Disclaimer: Guidance for writing fiction is tricky. All of it is situational; it is contextual to whatever writing the giver of the guidance had in mind at the moment. It is not science that can be applied across every patient. It is true that for every bit of guidance, there are a dozen examples that fly in the face of it.

Following the Tim O’Brien reading at Butler earlier this month, I was standing in a huddle with several other writers. One of them teaches creative writing and he was talking about one of his current classes. In doing so he told us a bit of guidance he gives them. I found the bit especially helpful and have been noodling on it ever since. There are two parts to the guidance. Here it is:

“If one of your readers says there is something wrong with your writing, they are always right.
If they tell you how to fix it, they are always wrong. Deconstruct what bothered them and fix it yourself.”

Assuming you have chosen your readers with some wisdom and criteria in mind*, you must trust them. They are an asset. They are your customer. This takes humility and a desire to collaborate. It is the turn where the writing stops and the focus group begins. If one of your readers says there is something wrong with your writing, then there is. Something has caused your reader to stop, and not only stop, but make the effort to tell you about it.
Listen to them.

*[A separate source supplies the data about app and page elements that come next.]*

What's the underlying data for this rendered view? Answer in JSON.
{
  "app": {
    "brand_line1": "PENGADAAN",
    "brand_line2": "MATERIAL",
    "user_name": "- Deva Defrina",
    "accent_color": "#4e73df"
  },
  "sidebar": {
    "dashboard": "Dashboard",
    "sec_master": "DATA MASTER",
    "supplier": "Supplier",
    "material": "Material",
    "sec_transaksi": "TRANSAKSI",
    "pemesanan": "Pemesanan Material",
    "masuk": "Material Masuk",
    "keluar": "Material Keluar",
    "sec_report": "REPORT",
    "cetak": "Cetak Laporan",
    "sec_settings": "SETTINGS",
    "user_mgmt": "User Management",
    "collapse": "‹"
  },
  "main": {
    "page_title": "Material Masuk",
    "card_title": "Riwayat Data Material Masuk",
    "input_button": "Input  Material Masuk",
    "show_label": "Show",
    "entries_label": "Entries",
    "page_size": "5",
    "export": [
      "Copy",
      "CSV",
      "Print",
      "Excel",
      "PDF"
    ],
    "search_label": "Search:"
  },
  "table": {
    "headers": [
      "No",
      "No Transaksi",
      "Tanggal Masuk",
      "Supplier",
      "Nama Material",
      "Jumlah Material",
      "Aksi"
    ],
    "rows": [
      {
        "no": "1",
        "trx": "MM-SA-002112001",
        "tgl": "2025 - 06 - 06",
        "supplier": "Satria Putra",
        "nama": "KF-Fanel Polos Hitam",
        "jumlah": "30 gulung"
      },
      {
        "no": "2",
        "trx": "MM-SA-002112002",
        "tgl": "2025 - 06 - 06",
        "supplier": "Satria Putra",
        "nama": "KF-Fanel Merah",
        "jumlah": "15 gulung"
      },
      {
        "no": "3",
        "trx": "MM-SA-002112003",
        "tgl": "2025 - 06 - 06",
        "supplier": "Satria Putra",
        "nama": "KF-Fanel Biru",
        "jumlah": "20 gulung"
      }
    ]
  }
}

Ask questions for clarification. But once you receive the concern, once you understand what caused them to stumble, you are done. The purpose of the conversation has been served. Be thankful and stop listening.
While you were not qualified – were arguably incapable – of seeing what needed to be fixed, you are the only person on the planet qualified to fix it. They will tell you what you “should” do. They will be full of ideas. And if there are several of your readers in the room, they will feed off each other and create all manner of options for you. Know this: They will not hit on the best fix. They are not the author. They are smart and wonderful people, but they simply don’t know the piece as well as you. They don’t have the vision. The fix is up to you.

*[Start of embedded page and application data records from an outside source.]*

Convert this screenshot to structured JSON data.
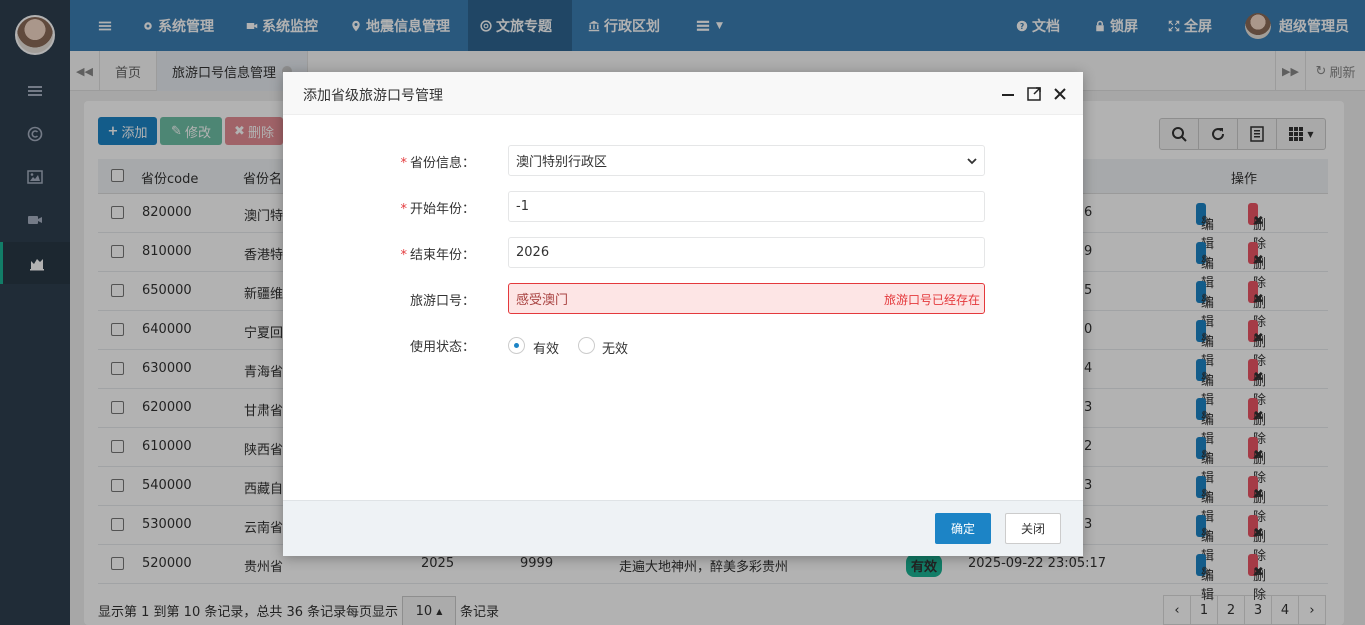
{
  "sidebar": {
    "icons": [
      "menu-icon",
      "copyright-icon",
      "image-icon",
      "video-icon",
      "chart-icon"
    ]
  },
  "topnav": {
    "items": [
      {
        "label": "系统管理",
        "icon": "gear-icon"
      },
      {
        "label": "系统监控",
        "icon": "video-icon"
      },
      {
        "label": "地震信息管理",
        "icon": "map-pin-icon"
      },
      {
        "label": "文旅专题",
        "icon": "lifebuoy-icon"
      },
      {
        "label": "行政区划",
        "icon": "bank-icon"
      }
    ],
    "docs": "文档",
    "lock": "锁屏",
    "fullscreen": "全屏",
    "user": "超级管理员"
  },
  "tabs": {
    "home": "首页",
    "current": "旅游口号信息管理",
    "refresh": "刷新"
  },
  "toolbar": {
    "add": "添加",
    "edit": "修改",
    "delete": "删除"
  },
  "table": {
    "headers": {
      "code": "省份code",
      "name": "省份名",
      "ops": "操作"
    },
    "rows": [
      {
        "code": "820000",
        "name": "澳门特",
        "tail": "6"
      },
      {
        "code": "810000",
        "name": "香港特",
        "tail": "9"
      },
      {
        "code": "650000",
        "name": "新疆维",
        "tail": "5"
      },
      {
        "code": "640000",
        "name": "宁夏回",
        "tail": "0"
      },
      {
        "code": "630000",
        "name": "青海省",
        "tail": "4"
      },
      {
        "code": "620000",
        "name": "甘肃省",
        "tail": "3"
      },
      {
        "code": "610000",
        "name": "陕西省",
        "tail": "2"
      },
      {
        "code": "540000",
        "name": "西藏自",
        "tail": "3"
      },
      {
        "code": "530000",
        "name": "云南省",
        "tail": "3"
      },
      {
        "code": "520000",
        "name": "贵州省",
        "start": "2025",
        "end": "9999",
        "slogan": "走遍大地神州，醉美多彩贵州",
        "status": "有效",
        "time": "2025-09-22 23:05:17"
      }
    ],
    "edit_label": "编辑",
    "delete_label": "删除"
  },
  "footer": {
    "summary": "显示第 1 到第 10 条记录，总共 36 条记录",
    "per_page_prefix": "每页显示",
    "per_page_value": "10",
    "per_page_suffix": "条记录",
    "pages": [
      "‹",
      "1",
      "2",
      "3",
      "4",
      "›"
    ]
  },
  "modal": {
    "title": "添加省级旅游口号管理",
    "fields": {
      "province_label": "省份信息：",
      "province_value": "澳门特别行政区",
      "start_label": "开始年份：",
      "start_value": "-1",
      "end_label": "结束年份：",
      "end_value": "2026",
      "slogan_label": "旅游口号：",
      "slogan_value": "感受澳门",
      "slogan_error": "旅游口号已经存在",
      "status_label": "使用状态：",
      "status_valid": "有效",
      "status_invalid": "无效"
    },
    "ok": "确定",
    "close": "关闭"
  }
}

*Your readers should not be just someone who is willing to read. These people should be folks who read a lot and who understand what makes good writing good. Optimally, your reader understands at a high level what you are trying to do with the piece they are critiquing for you.